So it occurred to me that if I could drill a hole in the side of my work table, just the right size to hold one of the dowels, that would keep it upright and steady. I am perfectly capable of drilling a hole, after all I built an entire deck, OK it was a small one, but I had a very nice collection of power tools and I did build a deck, however, no reason on earth to go to all that trouble now that I have a very handy and willing husband, so at my request, he drilled a neat hole in the side of my table and the dowel fit perfectly.

Problem solved! Now every time I start a new project, I place the threads on my dowel in the order I will need them and I am ready to go. The dowel will hold nine spools and I almost never use more than nine colors so it is just perfect. I am sure I will eventually have to come up with some way to indicate a repeat of the same color, but so far that has not happened so I will worry about it when it does.

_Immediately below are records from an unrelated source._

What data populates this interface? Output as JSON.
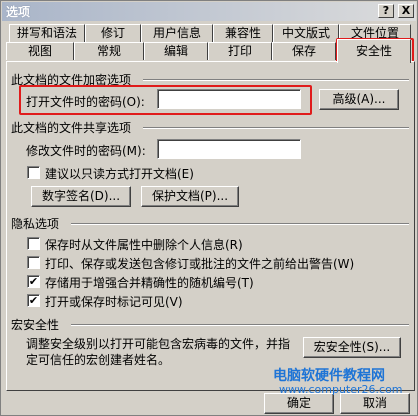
{
  "window": {
    "title": "选项",
    "help_btn": "?",
    "close_btn": "X"
  },
  "tabs_row1": [
    "拼写和语法",
    "修订",
    "用户信息",
    "兼容性",
    "中文版式",
    "文件位置"
  ],
  "tabs_row2": [
    "视图",
    "常规",
    "编辑",
    "打印",
    "保存",
    "安全性"
  ],
  "encryption": {
    "title": "此文档的文件加密选项",
    "open_password_label": "打开文件时的密码(O):",
    "open_password_value": "",
    "advanced_btn": "高级(A)..."
  },
  "sharing": {
    "title": "此文档的文件共享选项",
    "modify_password_label": "修改文件时的密码(M):",
    "modify_password_value": "",
    "readonly_label": "建议以只读方式打开文档(E)",
    "readonly_checked": false,
    "digital_signature_btn": "数字签名(D)...",
    "protect_doc_btn": "保护文档(P)..."
  },
  "privacy": {
    "title": "隐私选项",
    "items": [
      {
        "label": "保存时从文件属性中删除个人信息(R)",
        "checked": false
      },
      {
        "label": "打印、保存或发送包含修订或批注的文件之前给出警告(W)",
        "checked": false
      },
      {
        "label": "存储用于增强合并精确性的随机编号(T)",
        "checked": true
      },
      {
        "label": "打开或保存时标记可见(V)",
        "checked": true
      }
    ]
  },
  "macro": {
    "title": "宏安全性",
    "description_line1": "调整安全级别以打开可能包含宏病毒的文件，并指",
    "description_line2": "定可信任的宏创建者姓名。",
    "macro_security_btn": "宏安全性(S)..."
  },
  "footer": {
    "ok_btn": "确定",
    "cancel_btn": "取消"
  },
  "watermark": {
    "line1": "电脑软硬件教程网",
    "line2": "www.computer26.com"
  },
  "colors": {
    "highlight": "#e01b1b",
    "watermark": "#1e74d6"
  }
}
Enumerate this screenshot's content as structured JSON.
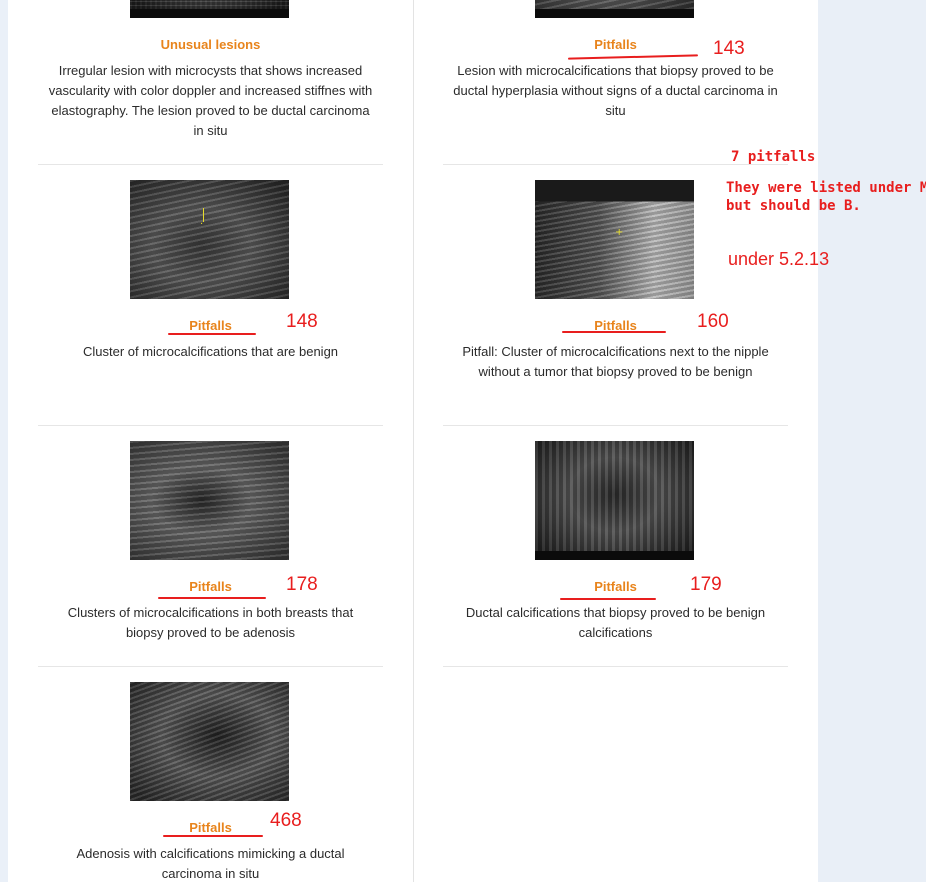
{
  "cards": [
    {
      "category": "Unusual lesions",
      "description": "Irregular lesion with microcysts that shows increased vascularity with color doppler and increased stiffnes with elastography. The lesion proved to be ductal carcinoma in situ",
      "annotation": ""
    },
    {
      "category": "Pitfalls",
      "description": "Lesion with microcalcifications that biopsy proved to be ductal hyperplasia without signs of a ductal carcinoma in situ",
      "annotation": "143"
    },
    {
      "category": "Pitfalls",
      "description": "Cluster of microcalcifications that are benign",
      "annotation": "148"
    },
    {
      "category": "Pitfalls",
      "description": "Pitfall: Cluster of microcalcifications next to the nipple without a tumor that biopsy proved to be benign",
      "annotation": "160"
    },
    {
      "category": "Pitfalls",
      "description": "Clusters of microcalcifications in both breasts that biopsy proved to be adenosis",
      "annotation": "178"
    },
    {
      "category": "Pitfalls",
      "description": "Ductal calcifications that biopsy proved to be benign calcifications",
      "annotation": "179"
    },
    {
      "category": "Pitfalls",
      "description": "Adenosis with calcifications mimicking a ductal carcinoma in situ",
      "annotation": "468"
    }
  ],
  "notes": {
    "count": "7 pitfalls",
    "line1": "They were listed under M,",
    "line2": "but should be B.",
    "section": "under 5.2.13"
  },
  "colors": {
    "category": "#e8841c",
    "annotation": "#e81e1e",
    "sidebar": "#e9eff7"
  }
}
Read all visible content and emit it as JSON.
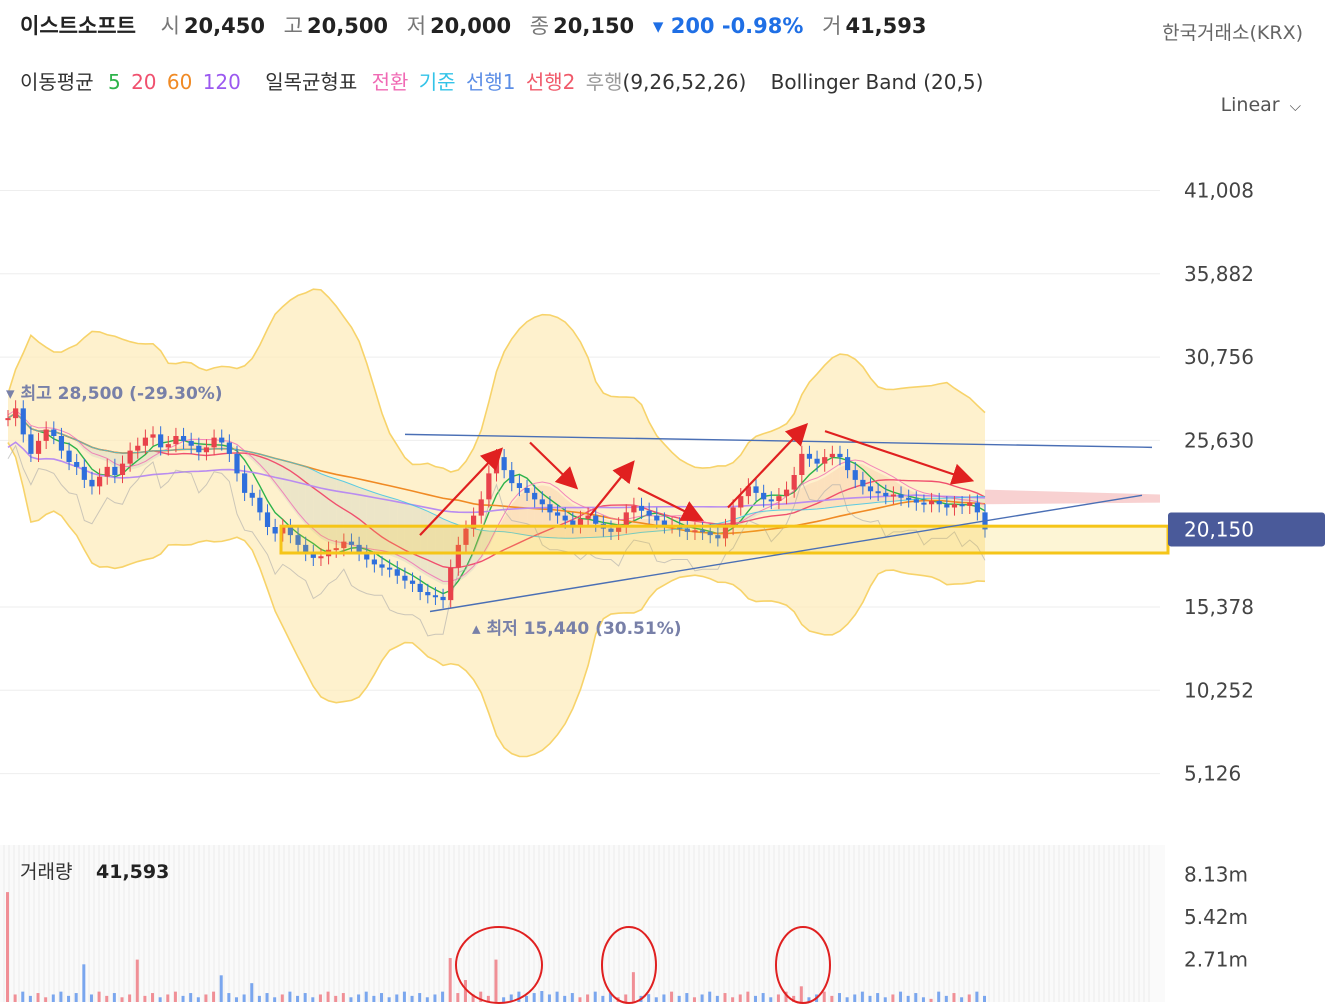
{
  "header": {
    "name": "이스트소프트",
    "open_label": "시",
    "open": "20,450",
    "high_label": "고",
    "high": "20,500",
    "low_label": "저",
    "low": "20,000",
    "close_label": "종",
    "close": "20,150",
    "change": "▾ 200 -0.98%",
    "volume_label": "거",
    "volume": "41,593",
    "exchange": "한국거래소(KRX)"
  },
  "indicators": {
    "ma_label": "이동평균",
    "ma_periods": [
      {
        "label": "5",
        "color": "#2db34a"
      },
      {
        "label": "20",
        "color": "#f0506e"
      },
      {
        "label": "60",
        "color": "#f08a24"
      },
      {
        "label": "120",
        "color": "#9b59f0"
      }
    ],
    "ichimoku_label": "일목균형표",
    "ichimoku_lines": [
      {
        "label": "전환",
        "color": "#f06ab4"
      },
      {
        "label": "기준",
        "color": "#33c3e8"
      },
      {
        "label": "선행1",
        "color": "#5b8ee6"
      },
      {
        "label": "선행2",
        "color": "#f05a6a"
      },
      {
        "label": "후행",
        "color": "#999999"
      }
    ],
    "ichimoku_params": "(9,26,52,26)",
    "bollinger": "Bollinger Band (20,5)"
  },
  "scale_mode": "Linear",
  "colors": {
    "up": "#e8424b",
    "down": "#2f6fdc",
    "bollinger_fill": "#fdebb8",
    "bollinger_line": "#f7d36a",
    "cloud_red": "#f4b3b3",
    "cloud_blue": "#a8c8e8",
    "highlight": "#f5c518",
    "price_tag": "#4a5a9a",
    "annotation": "#e02020",
    "trendline": "#4a6fb5"
  },
  "chart_data": {
    "type": "candlestick",
    "y_axis_ticks": [
      "41,008",
      "35,882",
      "30,756",
      "25,630",
      "20,150",
      "15,378",
      "10,252",
      "5,126"
    ],
    "y_range": [
      3500,
      43500
    ],
    "current_price": 20150,
    "current_price_label": "20,150",
    "max_marker": "▾ 최고 28,500 (-29.30%)",
    "max_value": 28500,
    "min_marker": "▴ 최저 15,440 (30.51%)",
    "min_value": 15440,
    "highlight_zone": [
      18700,
      20350
    ],
    "close": [
      27000,
      27600,
      26000,
      24800,
      25600,
      26300,
      25900,
      25000,
      24300,
      24000,
      23200,
      22800,
      23400,
      24000,
      23500,
      24200,
      25000,
      25300,
      25800,
      26000,
      25200,
      25400,
      25900,
      25600,
      25300,
      24900,
      25200,
      25800,
      25500,
      24800,
      23600,
      22400,
      22100,
      21200,
      20300,
      19900,
      20300,
      19800,
      19200,
      18700,
      18400,
      18500,
      18900,
      19000,
      19400,
      19200,
      18700,
      18300,
      18000,
      17800,
      17700,
      17300,
      17000,
      16800,
      16300,
      16100,
      16000,
      15800,
      17800,
      19200,
      20200,
      21000,
      22000,
      23600,
      24600,
      23800,
      23000,
      22700,
      22400,
      22000,
      21700,
      21200,
      21000,
      20700,
      20400,
      20800,
      21000,
      20500,
      20200,
      20000,
      20400,
      21200,
      21600,
      21300,
      21000,
      20700,
      20400,
      20400,
      20200,
      20000,
      20100,
      20000,
      19800,
      19600,
      20300,
      21500,
      22200,
      22800,
      22400,
      22000,
      21900,
      22200,
      22600,
      23500,
      24800,
      24500,
      24200,
      24600,
      24800,
      24600,
      23800,
      23200,
      22800,
      22500,
      22400,
      22200,
      22300,
      22100,
      22000,
      21800,
      21700,
      21900,
      21700,
      21500,
      21700,
      21600,
      21800,
      21200,
      20150
    ],
    "volume_label": "거래량",
    "volume_value": "41,593",
    "volume_ticks": [
      "8.13m",
      "5.42m",
      "2.71m"
    ],
    "volume_range": [
      0,
      10000000
    ],
    "volume_spikes": [
      {
        "index": 0,
        "value": 7000000
      },
      {
        "index": 10,
        "value": 2400000
      },
      {
        "index": 17,
        "value": 2700000
      },
      {
        "index": 28,
        "value": 1700000
      },
      {
        "index": 32,
        "value": 1200000
      },
      {
        "index": 58,
        "value": 2800000
      },
      {
        "index": 60,
        "value": 1400000
      },
      {
        "index": 64,
        "value": 2700000
      },
      {
        "index": 70,
        "value": 700000
      },
      {
        "index": 82,
        "value": 1900000
      },
      {
        "index": 84,
        "value": 500000
      },
      {
        "index": 104,
        "value": 1000000
      },
      {
        "index": 110,
        "value": 300000
      },
      {
        "index": 121,
        "value": 200000
      }
    ]
  }
}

Sunday, August 3, 2014

The history of a bruise..

actually, lots of bruises. I was going to title this 'what some people do to meet firemen' but I felt that was a bit unkind considering what poor Mildred has been through.

10 days ago she was leaving HEB and stepped off a curb she didn't realize was there, poor thing landed on her face and the unforgiving concrete jammed her glasses into her eye sockets. Fortunately the glasses didn't break - and I say that not because we care about the glasses, but because broken glass would surely have added to her injuries. Even more fortunate, none of her bones broke.

Within seconds she was surrounded by four firefighters from the local Cedar Park station. They just happened to be on their lunch hour and calling into the supermarket. They made sure that she was in one piece and fully compos mentis before they allowed her to leave. They did ask her if she wanted medical attention but she declined.

Considering that she has been on blood thinners for well over 6 months, we were very concerned but she assured us that she was fine. The first day, the only pain she felt was from her nose. The second day she felt her knee (this lady has two artificial knees to complicate matters), and the third day she realized that she must have twisted her ankle as that was also bothering her.

Day 1
Here is a pictorial record. This is one tough lady, day ten after the fall, she claims it is so much better and she is doing fine.

Day 2

Day 3
Day 5
Day 6

Day 10

Day 2

Day 5
Day 6
Day 3
Day 10

Saturday, August 2, 2014

Some storage tips

I get frustrated with myself because I can't seem to keep my sewing stuff organized.

I have wonderful racks mounted on the wall for all my threads, I have a set of plastic drawers for storing prewound bobbins, manuals and other items not frequently used, tools for my sewing machine etc;

I have a basket for large spools of thread, scissors and stabilizer, but there are many other items, such as fabric paint, paint brushes, labels, empty bobbins ( one day I will take the time to rewind them ) and extra threads.

I had been saving plastic containers with screw tops for some time for my husband, he uses them to organize his workshop and it occurred to me I could use some for my sewing area.

So, following his lead, I used Goo Gone to help me to remove the labels from the containers, apply liberally and let sit to soak in, then carefully scrape the labels off with a paint scraper. They will come right off. Wash the outside well with warm water and soap, then dry thoroughly. I used a container for mixed nuts, a container that once held jalapeƱos, and a laundry detergent container, those little cushions of laundry detergent that are so convenient.

Next use either clip art of your choice, or take photos of your sewing items, or even the items you plan to store in the container, print these out on sticky labels and stick them to the containers.

Not only is it a fun project, but it really does tidy up the area and give plenty of extra storage.